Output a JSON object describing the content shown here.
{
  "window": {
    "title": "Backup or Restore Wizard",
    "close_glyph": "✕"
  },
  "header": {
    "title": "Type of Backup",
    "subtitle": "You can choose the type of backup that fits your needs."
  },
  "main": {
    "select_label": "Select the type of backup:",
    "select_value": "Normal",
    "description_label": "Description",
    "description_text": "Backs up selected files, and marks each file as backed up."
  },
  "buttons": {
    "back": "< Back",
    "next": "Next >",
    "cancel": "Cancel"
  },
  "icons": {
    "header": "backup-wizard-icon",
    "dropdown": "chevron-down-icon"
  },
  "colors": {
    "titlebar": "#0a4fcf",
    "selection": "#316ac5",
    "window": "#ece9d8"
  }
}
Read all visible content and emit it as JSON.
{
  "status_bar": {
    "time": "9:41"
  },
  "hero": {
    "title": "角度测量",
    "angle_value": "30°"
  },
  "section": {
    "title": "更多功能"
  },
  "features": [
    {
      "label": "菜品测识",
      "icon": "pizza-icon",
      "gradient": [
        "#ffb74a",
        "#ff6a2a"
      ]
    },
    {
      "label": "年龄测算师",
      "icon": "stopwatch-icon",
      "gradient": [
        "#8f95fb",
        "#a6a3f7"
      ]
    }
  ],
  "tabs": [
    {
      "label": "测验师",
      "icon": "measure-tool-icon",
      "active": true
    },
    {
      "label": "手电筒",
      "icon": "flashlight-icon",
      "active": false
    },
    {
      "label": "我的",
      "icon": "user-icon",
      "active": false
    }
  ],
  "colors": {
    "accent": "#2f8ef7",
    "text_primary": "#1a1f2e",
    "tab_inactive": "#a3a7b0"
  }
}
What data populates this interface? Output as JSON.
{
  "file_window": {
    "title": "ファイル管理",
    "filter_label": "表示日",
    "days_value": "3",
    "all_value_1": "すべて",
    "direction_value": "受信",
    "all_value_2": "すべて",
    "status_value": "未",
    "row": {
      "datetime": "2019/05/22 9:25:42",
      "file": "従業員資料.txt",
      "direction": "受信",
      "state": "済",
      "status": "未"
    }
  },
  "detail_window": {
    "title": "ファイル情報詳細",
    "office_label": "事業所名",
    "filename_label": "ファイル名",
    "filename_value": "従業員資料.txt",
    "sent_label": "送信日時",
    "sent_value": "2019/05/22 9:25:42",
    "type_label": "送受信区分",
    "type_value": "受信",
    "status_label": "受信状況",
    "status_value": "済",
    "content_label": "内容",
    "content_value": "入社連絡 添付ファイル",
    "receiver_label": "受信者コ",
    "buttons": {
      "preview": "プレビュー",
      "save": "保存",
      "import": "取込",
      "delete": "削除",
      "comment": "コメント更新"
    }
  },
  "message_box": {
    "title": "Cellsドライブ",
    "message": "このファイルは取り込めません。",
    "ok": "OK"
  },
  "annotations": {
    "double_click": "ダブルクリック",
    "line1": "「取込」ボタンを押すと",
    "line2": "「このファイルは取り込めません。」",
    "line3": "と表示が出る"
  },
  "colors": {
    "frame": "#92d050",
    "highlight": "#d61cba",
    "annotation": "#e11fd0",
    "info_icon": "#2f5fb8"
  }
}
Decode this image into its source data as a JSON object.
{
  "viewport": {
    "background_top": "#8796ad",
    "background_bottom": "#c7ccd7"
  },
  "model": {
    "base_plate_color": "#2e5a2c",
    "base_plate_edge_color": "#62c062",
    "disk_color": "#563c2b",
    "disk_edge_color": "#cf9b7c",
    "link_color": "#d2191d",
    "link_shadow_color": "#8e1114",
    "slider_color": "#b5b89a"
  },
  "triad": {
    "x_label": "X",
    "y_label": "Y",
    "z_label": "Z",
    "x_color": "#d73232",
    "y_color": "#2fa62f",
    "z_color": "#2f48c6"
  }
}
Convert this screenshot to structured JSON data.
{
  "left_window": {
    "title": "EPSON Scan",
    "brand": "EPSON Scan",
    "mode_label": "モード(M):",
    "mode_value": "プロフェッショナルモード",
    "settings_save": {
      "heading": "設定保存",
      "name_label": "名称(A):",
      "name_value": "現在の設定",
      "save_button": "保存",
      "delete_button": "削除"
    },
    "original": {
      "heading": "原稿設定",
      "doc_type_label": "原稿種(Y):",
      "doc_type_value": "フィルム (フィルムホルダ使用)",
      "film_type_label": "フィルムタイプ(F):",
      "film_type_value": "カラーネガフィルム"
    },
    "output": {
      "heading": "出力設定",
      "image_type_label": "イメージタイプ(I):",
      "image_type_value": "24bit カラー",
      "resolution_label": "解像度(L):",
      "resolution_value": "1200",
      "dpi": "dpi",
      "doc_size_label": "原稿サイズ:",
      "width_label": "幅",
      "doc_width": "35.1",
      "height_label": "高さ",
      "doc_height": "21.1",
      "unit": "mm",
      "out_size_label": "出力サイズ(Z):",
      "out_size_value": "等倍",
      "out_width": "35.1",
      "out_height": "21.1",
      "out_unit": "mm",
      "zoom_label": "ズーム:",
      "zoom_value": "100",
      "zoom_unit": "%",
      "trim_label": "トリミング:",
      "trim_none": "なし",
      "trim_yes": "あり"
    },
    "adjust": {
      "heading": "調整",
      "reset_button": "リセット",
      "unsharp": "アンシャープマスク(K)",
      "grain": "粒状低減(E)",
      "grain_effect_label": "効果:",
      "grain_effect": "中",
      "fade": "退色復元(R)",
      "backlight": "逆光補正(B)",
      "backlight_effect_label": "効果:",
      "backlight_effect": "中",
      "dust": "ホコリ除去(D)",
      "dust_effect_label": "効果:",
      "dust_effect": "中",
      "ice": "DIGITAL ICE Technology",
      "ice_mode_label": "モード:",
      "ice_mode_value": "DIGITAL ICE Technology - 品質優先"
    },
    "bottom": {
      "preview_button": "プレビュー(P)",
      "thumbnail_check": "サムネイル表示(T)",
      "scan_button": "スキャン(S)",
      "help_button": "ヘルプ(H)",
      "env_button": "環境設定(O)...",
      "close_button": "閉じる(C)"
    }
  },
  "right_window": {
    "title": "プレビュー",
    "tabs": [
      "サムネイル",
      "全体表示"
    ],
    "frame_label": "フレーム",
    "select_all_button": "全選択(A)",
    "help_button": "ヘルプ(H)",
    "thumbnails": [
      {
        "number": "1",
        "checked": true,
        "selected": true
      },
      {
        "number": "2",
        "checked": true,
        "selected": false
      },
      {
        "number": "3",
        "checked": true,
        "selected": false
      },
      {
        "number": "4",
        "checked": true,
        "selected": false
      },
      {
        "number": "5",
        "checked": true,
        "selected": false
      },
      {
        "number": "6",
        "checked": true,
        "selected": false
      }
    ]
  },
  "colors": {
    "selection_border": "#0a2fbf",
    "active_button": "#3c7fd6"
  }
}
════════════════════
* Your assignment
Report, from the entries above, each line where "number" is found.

* Task result
        "number": "1",
        "number": "2",
        "number": "3",
        "number": "4",
        "number": "5",
        "number": "6",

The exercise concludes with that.